Exmouth is the western gateway to the Jurassic Coast. It lies on the east bank of the mouth of the River Exe, about 12 miles south east of Exeter. The town has been a popular seaside resort since the 18th century and is thought to be the oldest holiday resort in Devon.

The beach has two miles of golden sand and a wealth of rock pools to explore, making it a paradise for children and families. It is also a popular destination for a variety of watersports including kite surfing, kayaking and windsurfing.

The nearby Exe Estuary is one of the most beautiful in Britain, and is a haven for birdlife. A large part of the estuary lies within a nature reserve and is noted in particular for migrating and wading birds including sandpipers and the rare avocet.

How to Get There

There are regular bus services to Exmouth from Exeter, Sidmouth and Budleigh Salterton. Exmouth railway station is a 25 minute journey from Exeter, which provides connections to London and the rest of the UK.

By road, Exmouth is reached via the A376 which runs south from Exeter and the M5.

For further information, visit our Travel page.

Exmouth seafront
Exmouth seafront and lifeboat station. © Steve Belasco - jurassicphotographic.com

Where to Stay

Visit our Accommodation page for options close to Exmouth.

Sandstone stacks at Ladram Bay, near Exmouth. © Steve Belasco - jurassicphotographic.com

Things to Do

On the way to Budleigh from Exmouth. © James Martin - via Flickr.com

Orcombe Point

Orcombe Point, just to the east of Exmouth, marks the official start of the World Heritage Site. A ‘geoneedle’ on the hilltop was unveiled by HRH The Prince of Wales in 2002 to inaugurate the World Heritage Site.
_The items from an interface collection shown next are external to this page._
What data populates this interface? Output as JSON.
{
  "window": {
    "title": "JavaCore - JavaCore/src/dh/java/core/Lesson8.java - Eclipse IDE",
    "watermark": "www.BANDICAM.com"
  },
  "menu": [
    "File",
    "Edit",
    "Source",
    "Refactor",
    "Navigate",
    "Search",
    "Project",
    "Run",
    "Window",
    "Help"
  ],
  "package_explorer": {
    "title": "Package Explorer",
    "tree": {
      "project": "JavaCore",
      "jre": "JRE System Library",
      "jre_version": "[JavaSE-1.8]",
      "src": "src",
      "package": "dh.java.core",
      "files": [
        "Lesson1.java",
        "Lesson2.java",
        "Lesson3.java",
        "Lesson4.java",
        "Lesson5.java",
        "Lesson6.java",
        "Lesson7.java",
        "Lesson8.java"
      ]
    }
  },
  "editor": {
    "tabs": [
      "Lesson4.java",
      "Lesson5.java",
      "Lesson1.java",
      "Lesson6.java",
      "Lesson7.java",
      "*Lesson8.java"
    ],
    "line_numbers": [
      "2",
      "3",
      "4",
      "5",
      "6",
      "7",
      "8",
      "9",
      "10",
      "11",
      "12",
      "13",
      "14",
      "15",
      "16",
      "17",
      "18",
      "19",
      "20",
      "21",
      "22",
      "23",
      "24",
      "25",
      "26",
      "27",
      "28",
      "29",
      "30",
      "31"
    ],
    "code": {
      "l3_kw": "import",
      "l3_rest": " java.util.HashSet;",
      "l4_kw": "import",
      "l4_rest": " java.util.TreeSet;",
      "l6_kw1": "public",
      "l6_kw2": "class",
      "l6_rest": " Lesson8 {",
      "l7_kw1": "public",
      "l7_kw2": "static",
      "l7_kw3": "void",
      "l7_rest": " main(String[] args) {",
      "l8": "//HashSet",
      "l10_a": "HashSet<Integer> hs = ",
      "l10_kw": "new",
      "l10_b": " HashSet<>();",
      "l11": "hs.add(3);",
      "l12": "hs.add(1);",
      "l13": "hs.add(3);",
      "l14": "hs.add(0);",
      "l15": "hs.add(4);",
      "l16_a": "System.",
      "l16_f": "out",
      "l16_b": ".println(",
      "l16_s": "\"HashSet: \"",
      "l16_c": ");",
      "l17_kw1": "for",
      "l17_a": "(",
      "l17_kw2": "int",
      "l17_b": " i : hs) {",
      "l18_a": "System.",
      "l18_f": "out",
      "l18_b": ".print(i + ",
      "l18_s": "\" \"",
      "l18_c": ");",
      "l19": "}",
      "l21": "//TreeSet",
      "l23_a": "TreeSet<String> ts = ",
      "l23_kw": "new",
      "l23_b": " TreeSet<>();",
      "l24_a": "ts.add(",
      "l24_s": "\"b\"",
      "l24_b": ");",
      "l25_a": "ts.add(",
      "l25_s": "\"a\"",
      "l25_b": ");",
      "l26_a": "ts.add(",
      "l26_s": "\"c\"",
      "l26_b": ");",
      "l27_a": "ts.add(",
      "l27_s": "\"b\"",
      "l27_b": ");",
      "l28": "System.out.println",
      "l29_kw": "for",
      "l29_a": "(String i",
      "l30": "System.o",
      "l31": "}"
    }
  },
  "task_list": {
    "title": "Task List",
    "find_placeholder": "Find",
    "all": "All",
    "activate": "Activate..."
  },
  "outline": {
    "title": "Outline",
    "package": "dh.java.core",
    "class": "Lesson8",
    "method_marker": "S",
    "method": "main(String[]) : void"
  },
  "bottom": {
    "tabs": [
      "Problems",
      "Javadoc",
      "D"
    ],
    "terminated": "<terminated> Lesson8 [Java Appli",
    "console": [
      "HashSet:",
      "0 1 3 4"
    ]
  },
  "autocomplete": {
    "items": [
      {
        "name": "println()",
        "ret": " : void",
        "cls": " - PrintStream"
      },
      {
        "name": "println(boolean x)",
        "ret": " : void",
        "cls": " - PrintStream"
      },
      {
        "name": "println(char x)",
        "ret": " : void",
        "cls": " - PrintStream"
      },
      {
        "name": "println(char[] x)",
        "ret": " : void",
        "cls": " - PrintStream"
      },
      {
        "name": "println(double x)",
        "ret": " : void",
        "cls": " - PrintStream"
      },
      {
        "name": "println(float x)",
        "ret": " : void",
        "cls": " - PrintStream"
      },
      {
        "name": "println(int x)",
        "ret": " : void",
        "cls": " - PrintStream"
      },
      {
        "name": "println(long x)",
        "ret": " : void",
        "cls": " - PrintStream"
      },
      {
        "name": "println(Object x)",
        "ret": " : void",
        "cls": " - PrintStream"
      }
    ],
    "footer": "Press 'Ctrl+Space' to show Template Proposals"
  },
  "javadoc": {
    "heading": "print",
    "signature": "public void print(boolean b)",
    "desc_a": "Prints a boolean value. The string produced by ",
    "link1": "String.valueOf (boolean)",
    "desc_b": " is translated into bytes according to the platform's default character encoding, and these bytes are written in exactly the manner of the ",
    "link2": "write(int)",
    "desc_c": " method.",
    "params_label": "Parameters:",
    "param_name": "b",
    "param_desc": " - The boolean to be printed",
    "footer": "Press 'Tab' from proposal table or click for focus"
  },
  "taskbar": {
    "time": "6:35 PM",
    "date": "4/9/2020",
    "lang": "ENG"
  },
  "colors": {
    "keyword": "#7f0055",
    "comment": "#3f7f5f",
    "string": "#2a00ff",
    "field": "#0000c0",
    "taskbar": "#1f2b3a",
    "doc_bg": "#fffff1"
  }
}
The geoneedle is constructed from stone representing both the major building stones of the Jurassic Coast and the sequence of rocks deposited along its 95 miles.

Orcombe Point and the Geoneedle. © Steve Belasco - jurassicphotographic.com

Stuart Line Cruises

Stuart Lines Cruises are based in Exmouth. Their Jurassic Coast Cruise offers stunning views of the area’s deep red Triassic rocks accompanied by live commentary from their skipper. Tide-permitting, the vessel will sail in close to the cliffs and sea stacks, and then sail further out for a panoramic view. Their vessel is suitable for manual wheelchair users and those with reduced mobility.

Stuart Line Cruises have also teamed with the Jurassic Coast Trust to run an annual evening cruise in late Summer from Exmouth to Sidmouth, with expert commentary from local Jurassic Coast Ambassadors. Have a look at our online shop for upcoming dates.

Sightseeing. © Stuart Line Cruises

RED Rock Leisure

Based just outside Exmouth, RED Rock Leisure can help you explore the western end of the Jurassic Coast through Paddleboarding, Kayaking, Windsurfing and Kitesurfing.

Paddleboarders. © Red Rock Leisure

Budleigh Salterton

Budleigh Salterton is a tranquil and historic seaside town lying about 5 miles east of Exmouth. Situated within the East Devon Area of Outstanding Natural Beauty, it nestles on the edge of a pebble beach beneath some of the Jurassic Coast’s most spectacular Triassic red sandstone cliffs.

Budleigh Salterton is also home to the fascinating Fairlynch Museum.

Budleigh Salterton Esplanade. © Shirokazan - via Flickr.com

Otterton Mill

The beautiful and historic Otterton Mill is just a short drive from Exmouth and is well worth a visit. Featuring award-winning food accompanied by gorgeous views of the River Otter, the Mill has been in continuous use for over 1,000 years, making it one of the world’s oldest businesses. It’s also a brilliant base for walks in the Otter Valley and to the nearby coast at Budleigh Salterton.

Otterton Mill Courtyard
Courtyard. @ Otterton Mill

Car Parking & Facilities

East Devon District Council’s website has comprehensive parking information for Exmouth. Accessible parking is available near the Orcombe Point Geoneedle.

Boats moored at Exmouth
Boats moored at Exmouth. © Visit Devon